▸ **EXERCISE PROMPT**
Identify and pull out each line of the entries in which "file" occurs.

--- RECORD SET ---

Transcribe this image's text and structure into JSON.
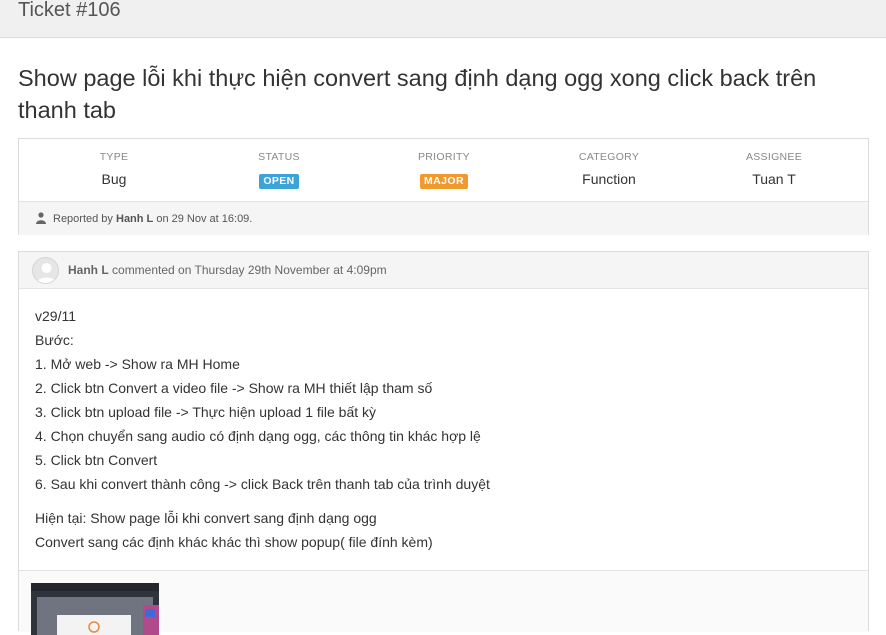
{
  "header": {
    "title": "Ticket #106"
  },
  "ticket": {
    "title": "Show page lỗi khi thực hiện convert sang định dạng ogg xong click back trên thanh tab",
    "fields": [
      {
        "label": "TYPE",
        "value": "Bug"
      },
      {
        "label": "STATUS",
        "value": "OPEN",
        "badge_color": "#3aa3d8"
      },
      {
        "label": "PRIORITY",
        "value": "MAJOR",
        "badge_color": "#ef9a2e"
      },
      {
        "label": "CATEGORY",
        "value": "Function"
      },
      {
        "label": "ASSIGNEE",
        "value": "Tuan T"
      }
    ],
    "reported": {
      "prefix": "Reported by",
      "user": "Hanh L",
      "suffix": "on 29 Nov at 16:09.",
      "icon": "user-icon"
    }
  },
  "comment": {
    "author": "Hanh L",
    "meta": "commented on Thursday 29th November at 4:09pm",
    "lines": [
      "v29/11",
      "Bước:",
      "1. Mở web -> Show ra MH Home",
      "2. Click btn Convert a video file -> Show ra MH thiết lập tham số",
      "3. Click btn upload file -> Thực hiện upload 1 file bất kỳ",
      "4. Chọn chuyển sang audio có định dạng ogg, các thông tin khác hợp lệ",
      "5. Click btn Convert",
      "6. Sau khi convert thành công -> click Back trên thanh tab của trình duyệt"
    ],
    "lines2": [
      "Hiện tại: Show page lỗi khi convert sang định dạng ogg",
      "Convert sang các định khác khác thì show popup( file đính kèm)"
    ]
  }
}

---

▸ **FINISHED TASK**
      "2. Click btn Convert a video file -> Show ra MH thiết lập tham số",
      "3. Click btn upload file -> Thực hiện upload 1 file bất kỳ",
      "Convert sang các định khác khác thì show popup( file đính kèm)"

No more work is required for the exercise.